Fifty new COVID cases
Published 9:04 am Thursday, July 2, 2020
Fifty new cases of COVID-19 were confirmed among Davie residents during the week that ended on Monday.
The Davie County Health Department reported that there are 62 active cases of COVID, and that 148 had met the definition of recovery, or it has been 14 days since they were tested.
Because of the larger volume of cases locally, the health department has changed what it considered to be “recovered.” Before, no patient was considered recovered until they were no longer sick. Now, it is 14 days after being tested, a definition provided by the N.C. Department of Health and Human Services.
“Due to the sheer number of cases and work involved with pandemic response, staff will be adopting the blanket recovery guidance,” said Health Director Suzanne Wright. “The drop in sick cases were a result of this newly-adopted process.”
To date, 214 COVID cases have been reported in Davie. Four died.

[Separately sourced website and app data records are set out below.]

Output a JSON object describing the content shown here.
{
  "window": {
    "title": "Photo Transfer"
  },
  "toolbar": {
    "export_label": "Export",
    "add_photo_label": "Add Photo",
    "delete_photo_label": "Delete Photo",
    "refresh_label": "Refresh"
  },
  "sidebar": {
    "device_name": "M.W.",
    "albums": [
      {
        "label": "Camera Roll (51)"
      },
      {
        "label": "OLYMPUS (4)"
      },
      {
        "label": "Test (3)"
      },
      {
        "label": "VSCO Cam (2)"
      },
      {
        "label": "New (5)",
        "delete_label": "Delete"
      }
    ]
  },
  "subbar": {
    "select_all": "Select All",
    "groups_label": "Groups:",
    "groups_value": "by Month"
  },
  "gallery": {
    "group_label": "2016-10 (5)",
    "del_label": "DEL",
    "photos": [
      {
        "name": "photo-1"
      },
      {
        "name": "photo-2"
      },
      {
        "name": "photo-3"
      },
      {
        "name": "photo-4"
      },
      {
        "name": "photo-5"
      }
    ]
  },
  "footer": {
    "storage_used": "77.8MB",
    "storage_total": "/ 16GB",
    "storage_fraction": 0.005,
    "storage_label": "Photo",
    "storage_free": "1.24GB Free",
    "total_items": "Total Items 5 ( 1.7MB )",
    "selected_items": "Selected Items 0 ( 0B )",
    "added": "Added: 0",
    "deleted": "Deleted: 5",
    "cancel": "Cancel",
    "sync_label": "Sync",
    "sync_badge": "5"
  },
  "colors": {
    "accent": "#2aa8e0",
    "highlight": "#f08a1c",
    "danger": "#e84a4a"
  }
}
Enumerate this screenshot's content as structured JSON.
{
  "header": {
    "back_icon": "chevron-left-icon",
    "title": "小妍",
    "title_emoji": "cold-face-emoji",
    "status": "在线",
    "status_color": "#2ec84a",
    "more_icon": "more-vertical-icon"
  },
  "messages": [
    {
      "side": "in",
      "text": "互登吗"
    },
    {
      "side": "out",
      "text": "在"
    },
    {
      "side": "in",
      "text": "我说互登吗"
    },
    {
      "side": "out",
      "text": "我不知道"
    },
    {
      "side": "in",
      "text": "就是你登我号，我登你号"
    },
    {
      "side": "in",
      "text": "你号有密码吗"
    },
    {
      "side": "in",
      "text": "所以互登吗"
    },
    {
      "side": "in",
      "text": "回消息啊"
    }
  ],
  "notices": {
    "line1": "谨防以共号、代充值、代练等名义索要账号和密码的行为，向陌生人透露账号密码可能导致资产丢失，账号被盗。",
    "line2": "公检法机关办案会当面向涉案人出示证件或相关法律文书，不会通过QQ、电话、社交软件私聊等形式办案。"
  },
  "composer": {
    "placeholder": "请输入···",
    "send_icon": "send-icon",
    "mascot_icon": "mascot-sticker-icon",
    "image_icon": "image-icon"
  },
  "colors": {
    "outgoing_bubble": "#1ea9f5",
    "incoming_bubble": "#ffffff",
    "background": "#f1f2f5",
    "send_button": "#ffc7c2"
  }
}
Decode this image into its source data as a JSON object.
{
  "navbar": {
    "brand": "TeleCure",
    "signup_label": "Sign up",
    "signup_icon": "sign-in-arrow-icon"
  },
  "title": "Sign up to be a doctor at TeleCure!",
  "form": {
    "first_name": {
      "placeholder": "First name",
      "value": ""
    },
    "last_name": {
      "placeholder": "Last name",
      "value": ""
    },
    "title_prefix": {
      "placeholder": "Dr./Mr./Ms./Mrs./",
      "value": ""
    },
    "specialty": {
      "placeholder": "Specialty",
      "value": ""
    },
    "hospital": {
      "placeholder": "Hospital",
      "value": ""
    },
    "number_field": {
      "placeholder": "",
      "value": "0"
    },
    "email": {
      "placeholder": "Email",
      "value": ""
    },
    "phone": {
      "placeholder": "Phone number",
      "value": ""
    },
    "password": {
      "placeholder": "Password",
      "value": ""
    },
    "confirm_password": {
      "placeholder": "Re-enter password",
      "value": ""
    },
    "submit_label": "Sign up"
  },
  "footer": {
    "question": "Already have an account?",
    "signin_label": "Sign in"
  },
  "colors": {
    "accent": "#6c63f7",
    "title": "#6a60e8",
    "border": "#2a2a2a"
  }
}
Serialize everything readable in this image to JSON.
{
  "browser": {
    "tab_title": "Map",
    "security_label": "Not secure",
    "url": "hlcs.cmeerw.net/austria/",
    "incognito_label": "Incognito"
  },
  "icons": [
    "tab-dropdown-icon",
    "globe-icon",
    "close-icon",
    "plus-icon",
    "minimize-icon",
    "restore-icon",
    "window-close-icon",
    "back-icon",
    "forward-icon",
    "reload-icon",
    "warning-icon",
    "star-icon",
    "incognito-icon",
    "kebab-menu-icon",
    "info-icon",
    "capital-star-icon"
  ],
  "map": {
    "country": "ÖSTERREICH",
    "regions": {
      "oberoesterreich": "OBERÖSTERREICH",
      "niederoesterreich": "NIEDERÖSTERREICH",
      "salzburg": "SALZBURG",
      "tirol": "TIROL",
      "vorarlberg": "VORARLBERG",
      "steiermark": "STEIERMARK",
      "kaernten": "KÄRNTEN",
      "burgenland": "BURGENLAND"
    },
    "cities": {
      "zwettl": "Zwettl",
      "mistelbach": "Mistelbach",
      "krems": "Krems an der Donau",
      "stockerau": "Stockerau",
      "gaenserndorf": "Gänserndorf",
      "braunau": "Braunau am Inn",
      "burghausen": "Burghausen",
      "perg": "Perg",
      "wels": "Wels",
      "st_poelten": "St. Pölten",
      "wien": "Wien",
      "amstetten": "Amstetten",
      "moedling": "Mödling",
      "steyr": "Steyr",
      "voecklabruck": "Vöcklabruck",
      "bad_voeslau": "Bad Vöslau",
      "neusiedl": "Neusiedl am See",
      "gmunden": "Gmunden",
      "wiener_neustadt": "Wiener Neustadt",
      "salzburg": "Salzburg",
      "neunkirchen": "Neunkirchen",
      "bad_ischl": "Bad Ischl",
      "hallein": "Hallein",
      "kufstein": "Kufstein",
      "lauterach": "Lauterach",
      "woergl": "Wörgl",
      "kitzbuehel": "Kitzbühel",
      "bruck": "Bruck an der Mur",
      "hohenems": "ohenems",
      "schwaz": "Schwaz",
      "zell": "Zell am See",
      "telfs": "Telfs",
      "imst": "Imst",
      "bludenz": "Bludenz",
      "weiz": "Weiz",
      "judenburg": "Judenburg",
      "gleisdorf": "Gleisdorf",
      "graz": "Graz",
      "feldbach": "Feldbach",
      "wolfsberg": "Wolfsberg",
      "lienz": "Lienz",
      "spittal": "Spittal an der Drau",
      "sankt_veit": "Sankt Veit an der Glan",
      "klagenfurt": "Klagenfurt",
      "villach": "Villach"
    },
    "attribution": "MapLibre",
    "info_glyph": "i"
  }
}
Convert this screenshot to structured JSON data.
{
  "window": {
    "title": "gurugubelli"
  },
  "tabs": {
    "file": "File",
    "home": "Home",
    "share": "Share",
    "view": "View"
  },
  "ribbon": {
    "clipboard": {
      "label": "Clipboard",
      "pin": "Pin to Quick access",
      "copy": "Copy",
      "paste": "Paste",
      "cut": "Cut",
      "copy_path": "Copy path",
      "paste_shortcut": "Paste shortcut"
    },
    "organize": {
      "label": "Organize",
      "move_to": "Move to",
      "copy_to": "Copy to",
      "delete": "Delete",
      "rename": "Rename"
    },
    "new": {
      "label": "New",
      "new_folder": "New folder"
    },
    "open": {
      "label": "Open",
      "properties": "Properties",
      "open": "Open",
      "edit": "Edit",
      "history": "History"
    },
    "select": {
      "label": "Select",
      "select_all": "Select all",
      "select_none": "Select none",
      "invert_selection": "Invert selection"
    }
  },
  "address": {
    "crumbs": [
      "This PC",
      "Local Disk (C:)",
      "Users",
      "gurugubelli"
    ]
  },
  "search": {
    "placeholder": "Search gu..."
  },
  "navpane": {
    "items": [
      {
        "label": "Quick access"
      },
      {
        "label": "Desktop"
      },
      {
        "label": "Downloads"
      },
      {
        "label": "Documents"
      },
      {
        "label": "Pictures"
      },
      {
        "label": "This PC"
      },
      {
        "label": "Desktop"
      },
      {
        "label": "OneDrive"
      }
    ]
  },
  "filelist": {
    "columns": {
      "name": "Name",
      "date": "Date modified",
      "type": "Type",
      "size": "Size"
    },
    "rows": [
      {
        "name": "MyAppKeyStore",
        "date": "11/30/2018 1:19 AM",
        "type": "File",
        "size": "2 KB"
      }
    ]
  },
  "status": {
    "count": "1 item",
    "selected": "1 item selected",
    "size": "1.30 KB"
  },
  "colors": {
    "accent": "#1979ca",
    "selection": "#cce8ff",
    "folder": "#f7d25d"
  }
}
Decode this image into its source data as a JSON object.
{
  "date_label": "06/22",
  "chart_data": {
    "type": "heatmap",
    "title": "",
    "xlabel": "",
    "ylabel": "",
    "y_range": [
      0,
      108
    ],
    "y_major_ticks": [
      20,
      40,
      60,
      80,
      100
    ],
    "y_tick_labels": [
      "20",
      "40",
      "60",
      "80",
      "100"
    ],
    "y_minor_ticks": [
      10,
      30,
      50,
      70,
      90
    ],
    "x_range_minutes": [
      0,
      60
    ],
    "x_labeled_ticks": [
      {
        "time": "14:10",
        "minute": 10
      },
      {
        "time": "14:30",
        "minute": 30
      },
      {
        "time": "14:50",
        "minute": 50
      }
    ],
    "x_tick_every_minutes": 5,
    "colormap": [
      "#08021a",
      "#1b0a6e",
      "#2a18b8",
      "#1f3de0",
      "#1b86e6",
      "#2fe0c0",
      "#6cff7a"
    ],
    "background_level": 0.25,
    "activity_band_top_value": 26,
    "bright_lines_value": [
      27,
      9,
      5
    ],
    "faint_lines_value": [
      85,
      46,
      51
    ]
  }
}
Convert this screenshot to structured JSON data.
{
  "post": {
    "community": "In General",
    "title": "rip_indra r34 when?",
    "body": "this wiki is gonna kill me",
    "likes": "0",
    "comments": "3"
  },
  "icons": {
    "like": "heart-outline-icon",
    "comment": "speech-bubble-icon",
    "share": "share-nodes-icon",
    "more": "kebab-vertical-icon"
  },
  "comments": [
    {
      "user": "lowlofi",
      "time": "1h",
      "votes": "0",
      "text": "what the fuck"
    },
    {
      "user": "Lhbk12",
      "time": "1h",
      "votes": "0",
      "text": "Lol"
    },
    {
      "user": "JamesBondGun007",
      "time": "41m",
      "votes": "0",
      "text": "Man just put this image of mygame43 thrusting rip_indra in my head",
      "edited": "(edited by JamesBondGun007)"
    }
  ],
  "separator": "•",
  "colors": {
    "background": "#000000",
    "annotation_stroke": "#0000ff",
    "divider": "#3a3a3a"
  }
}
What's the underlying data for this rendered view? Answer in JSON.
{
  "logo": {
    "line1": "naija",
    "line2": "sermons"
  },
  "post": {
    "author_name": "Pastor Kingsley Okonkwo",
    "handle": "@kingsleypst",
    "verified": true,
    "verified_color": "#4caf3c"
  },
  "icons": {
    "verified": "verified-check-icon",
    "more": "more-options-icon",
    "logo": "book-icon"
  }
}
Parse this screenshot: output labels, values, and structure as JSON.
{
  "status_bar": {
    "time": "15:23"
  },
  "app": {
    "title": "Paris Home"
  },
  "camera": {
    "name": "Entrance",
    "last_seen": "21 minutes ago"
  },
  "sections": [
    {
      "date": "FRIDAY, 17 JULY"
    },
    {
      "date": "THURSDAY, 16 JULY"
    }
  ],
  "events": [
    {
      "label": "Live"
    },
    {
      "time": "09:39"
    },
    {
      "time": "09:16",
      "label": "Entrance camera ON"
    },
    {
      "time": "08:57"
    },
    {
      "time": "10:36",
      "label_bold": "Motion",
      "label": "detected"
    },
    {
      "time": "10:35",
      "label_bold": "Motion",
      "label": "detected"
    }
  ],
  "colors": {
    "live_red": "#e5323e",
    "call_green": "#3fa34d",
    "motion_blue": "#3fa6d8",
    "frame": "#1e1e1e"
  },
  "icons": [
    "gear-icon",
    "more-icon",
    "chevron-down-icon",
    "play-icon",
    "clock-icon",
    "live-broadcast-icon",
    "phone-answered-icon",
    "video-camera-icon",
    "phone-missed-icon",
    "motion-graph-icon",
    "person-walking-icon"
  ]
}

One is in the hospital.
A breakdown by age of the positive cases: age 65 or older, 21; age 50-64, 43; age 25-49, 87; age 18-24, 26; and under age 18, 37.
Those who think they may have contracted the virus are asked to call their healthcare provider, the health department at 336-753-6550, Wake Forest Baptist Urgent Care in Mocksville at 336-713-0555 or Davie Medical Center at 336 702-6843 (COVID calls only).
More than 2,550 tests have been performed in Davie, which includes some who have been tested more than once.
A directive from Gov. Roy Cooper last week requires all residents to wear a mask when in public places, but don’t expect local police to enforce that order.
The order reads: “Law enforcement personnel are not authorized to criminally enforce the face covering requirements of this executive order against individuals, workers, customers or patrons.”
“If you would like to call and complain about this order being unenforceable by law enforcement, please direct your calls to Gov. Cooper’s office (919-814-2000),” the police deparment posted on Facebook.
The police department office remains closed to the public, unless they have an appointment. As many reports will be taken by phone as possible, and officers are limiting face-to-face contact with the public, the post said.
Davie EMS Chief Joseph Ashburn said call volume has remained steady, but not overwhelming. Staff are monitored daily and none have tested positive. Paramedics are talking to the medical director more via remote means, and the agency is working with the school system to help train school workers and athletic departments, he said.
Chad Brown, president of Wake Forest Baptist Health Davie Medical Center, said elective surgeries resumed on May 5 and are close to a normal level.
“We’re seeing our volume come back to pre-COVID numbers,” he said. “It’s not doom and gloom, but it’s not over. It’s not when we will be finished (with COVID) … but how we live with it. Healthcare in general is going to look different.” He mentioned more “tele doc” visits and other remote ways to deal with patients, which he sees as a positive change.
“Davie Medical Center has been ready and continues to be ready for your healthcare needs,” he said.